It wasn’t difficult to pinpoint what was special about Rebecca’s songs. “The direction I took really got started when parents started to come to me, saying how their kids had loved the music classes but were outgrowing them,” she says. “Even though the kids still loved so much of what they’d learned, they were ready for more sophisticated material.”
Working in the Music Together program, Rebecca helped create curricula for 3- and 4 year-olds. But she found herself thinking about children outgrowing that range, too. “I was very clear on wanting to make real music for kids,” she recalls, and as she wrote, songs like “I Know I’m Gonna Drive a Car” emerged: more complex ideas, their tone a little more sly and knowing, than music for younger children, yet still completely appropriate to a post-toddler, pre-Lindsay Lohan listener.
Energized, challenged and ready to draw on her musical theater roots, Rebecca rearranged her artistic priorities to place singing first while keeping dance in the mix. While penning the songs that became her first CD, ‘Music in My Heart,’ she was also creating a stage show. Performed by the artists who became Big Truck – a back-up band more accurately described as a shifting cast of multitasking musicians and thoroughly choreographed back-up singers, numbering anywhere from two to ten onstage – Rebecca’s shows, like her songs, feature a global range of instruments, from Celtic pennywhistle to African percussion.
“This band is so versatile, so capable in such a variety of musical styles,” she says. “The nuances really make a difference, giving children something to hang on to. There’s a resonance: they’ll hear one of our songs and recognize these instruments in other music.”

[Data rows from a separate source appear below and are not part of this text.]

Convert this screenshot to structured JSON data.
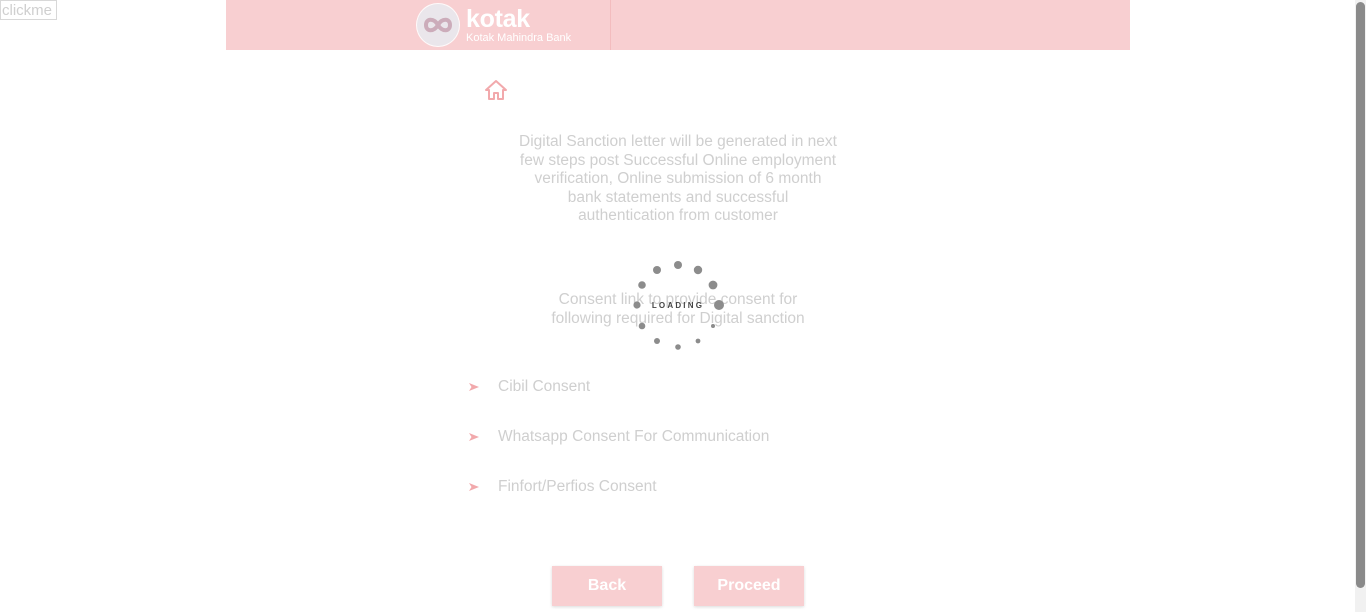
{
  "debug": {
    "clickme_label": "clickme"
  },
  "header": {
    "brand": "kotak",
    "sub_brand": "Kotak Mahindra Bank",
    "background": "#f8cfd1"
  },
  "icons": {
    "home": "home-icon",
    "arrow": "arrow-right-icon",
    "loader": "spinner-icon"
  },
  "main": {
    "description": "Digital Sanction letter will be generated in next few steps post Successful Online employment verification, Online submission of 6 month bank statements and successful authentication from customer",
    "consent_title": "Consent link to provide consent for following required for Digital sanction",
    "consents": [
      {
        "label": "Cibil Consent"
      },
      {
        "label": "Whatsapp Consent For Communication"
      },
      {
        "label": "Finfort/Perfios Consent"
      }
    ]
  },
  "loader": {
    "text": "LOADING"
  },
  "actions": {
    "back_label": "Back",
    "proceed_label": "Proceed"
  },
  "colors": {
    "accent": "#f8cfd1",
    "faded_text": "#cfcfcf",
    "arrow": "#f2a9ac"
  }
}
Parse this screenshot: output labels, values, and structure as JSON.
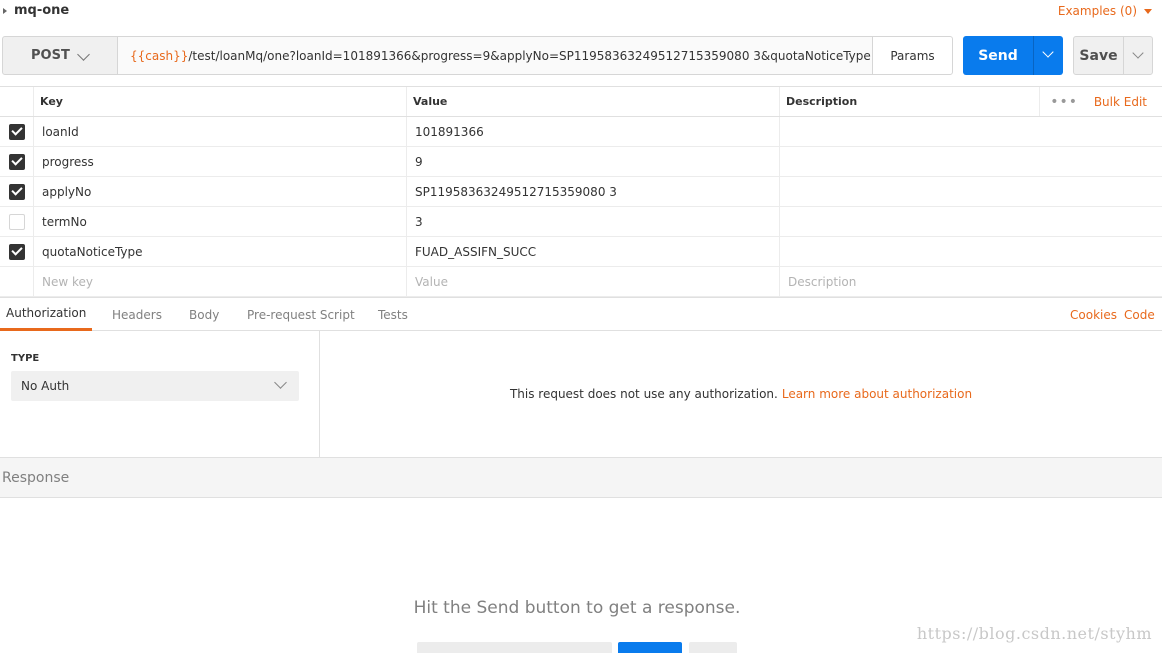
{
  "request": {
    "title": "mq-one",
    "examples_label": "Examples (0)",
    "method": "POST",
    "url_var": "{{cash}}",
    "url_rest": "/test/loanMq/one?loanId=101891366&progress=9&applyNo=SP11958363249512715359080 3&quotaNoticeType=FUAD_AS..",
    "params_label": "Params",
    "send_label": "Send",
    "save_label": "Save"
  },
  "params_table": {
    "headers": {
      "key": "Key",
      "value": "Value",
      "description": "Description"
    },
    "more_label": "•••",
    "bulk_edit_label": "Bulk Edit",
    "rows": [
      {
        "checked": true,
        "key": "loanId",
        "value": "101891366",
        "description": ""
      },
      {
        "checked": true,
        "key": "progress",
        "value": "9",
        "description": ""
      },
      {
        "checked": true,
        "key": "applyNo",
        "value": "SP11958363249512715359080 3",
        "description": ""
      },
      {
        "checked": false,
        "key": "termNo",
        "value": "3",
        "description": ""
      },
      {
        "checked": true,
        "key": "quotaNoticeType",
        "value": "FUAD_ASSIFN_SUCC",
        "description": ""
      }
    ],
    "new_row": {
      "key_placeholder": "New key",
      "value_placeholder": "Value",
      "description_placeholder": "Description"
    }
  },
  "tabs": {
    "items": [
      "Authorization",
      "Headers",
      "Body",
      "Pre-request Script",
      "Tests"
    ],
    "active": "Authorization",
    "cookies_label": "Cookies",
    "code_label": "Code"
  },
  "auth": {
    "type_label": "TYPE",
    "type_value": "No Auth",
    "message": "This request does not use any authorization.",
    "learn_more": "Learn more about authorization"
  },
  "response": {
    "label": "Response",
    "empty_message": "Hit the Send button to get a response."
  },
  "watermark": "https://blog.csdn.net/styhm",
  "colors": {
    "accent": "#e8691c",
    "send": "#097bed"
  }
}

And the music is only part of the bargain. Rebecca’s songs, when performed live, also feature their own set of simple but specific dance moves, taught to each audience by the lifelong hoofer herself. “It’s something like the old Motown choreography – a lot of arm movements,” she explains. “It’s really interesting to see how important the movements are. When the kids are doing them – whether perfectly or not! – the participation is very compelling for the children. There’s such a great life lesson here: It doesn’t have to be perfect; it just has to be fun!”
Now, with the increasing success of ‘Music in My Heart’ and its follow-up, ‘Road Trip,’ Rebecca and her merry band of Big Truck collaborators are looking forward to the release of their third CD, ‘Tall and Small,’ and are poised for nationwide success. Already a popular feature on the NOGGIN Channel’s ‘Jack’s Big Music Show,’ they’re also seen throughout the day in ‘Move to the Music’ interstitials that will continue to air through the summer.
As for touring, “it’s really a question of how much we want to take on,” Rebecca says, “because once we’ve played somewhere, they always hire us back!” From their base in Montclair, N.J., Rebecca Frezza and Big Truck have performed throughout the Tri-State region and have dates set through Fall 2006. (Visit https://www.tradebit.com for specific concert dates.)
Rebecca is especially proud of her success at creating age-appropriate music for youngsters immersed in an overheated, oversexualized media environment. “A couple of weeks ago, I watched a 7-year-old girl dancing her heart out during a show,” Rebecca says. “I thought, now, there’s a girl who could be listening to Britney Spears, and instead she’s having a great time, not a bit self-conscious, totally age-appropriate. My whole point is, you don’t have to lose them!”